Stored records:
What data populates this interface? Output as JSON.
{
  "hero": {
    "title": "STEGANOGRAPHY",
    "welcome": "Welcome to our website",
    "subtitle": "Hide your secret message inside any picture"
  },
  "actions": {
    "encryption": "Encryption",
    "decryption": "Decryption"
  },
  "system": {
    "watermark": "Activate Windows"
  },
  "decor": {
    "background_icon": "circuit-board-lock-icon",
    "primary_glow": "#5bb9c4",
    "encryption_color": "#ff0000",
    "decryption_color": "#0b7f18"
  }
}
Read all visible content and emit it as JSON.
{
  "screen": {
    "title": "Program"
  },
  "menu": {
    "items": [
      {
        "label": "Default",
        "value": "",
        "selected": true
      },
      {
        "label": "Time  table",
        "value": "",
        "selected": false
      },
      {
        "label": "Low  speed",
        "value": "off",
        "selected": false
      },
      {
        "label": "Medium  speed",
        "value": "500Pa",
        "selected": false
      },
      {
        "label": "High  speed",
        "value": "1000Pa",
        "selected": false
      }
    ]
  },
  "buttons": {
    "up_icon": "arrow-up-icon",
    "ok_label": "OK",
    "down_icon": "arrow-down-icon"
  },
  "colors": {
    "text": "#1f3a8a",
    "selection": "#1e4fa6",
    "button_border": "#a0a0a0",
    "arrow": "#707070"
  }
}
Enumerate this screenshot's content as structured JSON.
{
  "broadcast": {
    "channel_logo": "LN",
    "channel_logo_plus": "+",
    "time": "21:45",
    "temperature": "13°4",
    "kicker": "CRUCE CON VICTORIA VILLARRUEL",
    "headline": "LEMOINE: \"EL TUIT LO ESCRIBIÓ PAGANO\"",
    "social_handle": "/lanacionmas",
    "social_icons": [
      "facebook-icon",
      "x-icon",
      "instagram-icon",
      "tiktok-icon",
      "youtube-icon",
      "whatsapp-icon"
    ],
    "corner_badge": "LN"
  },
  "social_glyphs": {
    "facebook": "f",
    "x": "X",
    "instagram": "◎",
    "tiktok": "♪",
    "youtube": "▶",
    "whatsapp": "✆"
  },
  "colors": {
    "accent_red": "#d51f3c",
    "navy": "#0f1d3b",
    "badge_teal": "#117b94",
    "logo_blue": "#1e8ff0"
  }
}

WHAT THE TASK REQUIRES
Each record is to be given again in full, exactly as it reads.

SOLUTION
What data populates this interface? Output as JSON.
{
  "hero": {
    "title": "STEGANOGRAPHY",
    "welcome": "Welcome to our website",
    "subtitle": "Hide your secret message inside any picture"
  },
  "actions": {
    "encryption": "Encryption",
    "decryption": "Decryption"
  },
  "system": {
    "watermark": "Activate Windows"
  },
  "decor": {
    "background_icon": "circuit-board-lock-icon",
    "primary_glow": "#5bb9c4",
    "encryption_color": "#ff0000",
    "decryption_color": "#0b7f18"
  }
}
Read all visible content and emit it as JSON.
{
  "screen": {
    "title": "Program"
  },
  "menu": {
    "items": [
      {
        "label": "Default",
        "value": "",
        "selected": true
      },
      {
        "label": "Time  table",
        "value": "",
        "selected": false
      },
      {
        "label": "Low  speed",
        "value": "off",
        "selected": false
      },
      {
        "label": "Medium  speed",
        "value": "500Pa",
        "selected": false
      },
      {
        "label": "High  speed",
        "value": "1000Pa",
        "selected": false
      }
    ]
  },
  "buttons": {
    "up_icon": "arrow-up-icon",
    "ok_label": "OK",
    "down_icon": "arrow-down-icon"
  },
  "colors": {
    "text": "#1f3a8a",
    "selection": "#1e4fa6",
    "button_border": "#a0a0a0",
    "arrow": "#707070"
  }
}
Enumerate this screenshot's content as structured JSON.
{
  "broadcast": {
    "channel_logo": "LN",
    "channel_logo_plus": "+",
    "time": "21:45",
    "temperature": "13°4",
    "kicker": "CRUCE CON VICTORIA VILLARRUEL",
    "headline": "LEMOINE: \"EL TUIT LO ESCRIBIÓ PAGANO\"",
    "social_handle": "/lanacionmas",
    "social_icons": [
      "facebook-icon",
      "x-icon",
      "instagram-icon",
      "tiktok-icon",
      "youtube-icon",
      "whatsapp-icon"
    ],
    "corner_badge": "LN"
  },
  "social_glyphs": {
    "facebook": "f",
    "x": "X",
    "instagram": "◎",
    "tiktok": "♪",
    "youtube": "▶",
    "whatsapp": "✆"
  },
  "colors": {
    "accent_red": "#d51f3c",
    "navy": "#0f1d3b",
    "badge_teal": "#117b94",
    "logo_blue": "#1e8ff0"
  }
}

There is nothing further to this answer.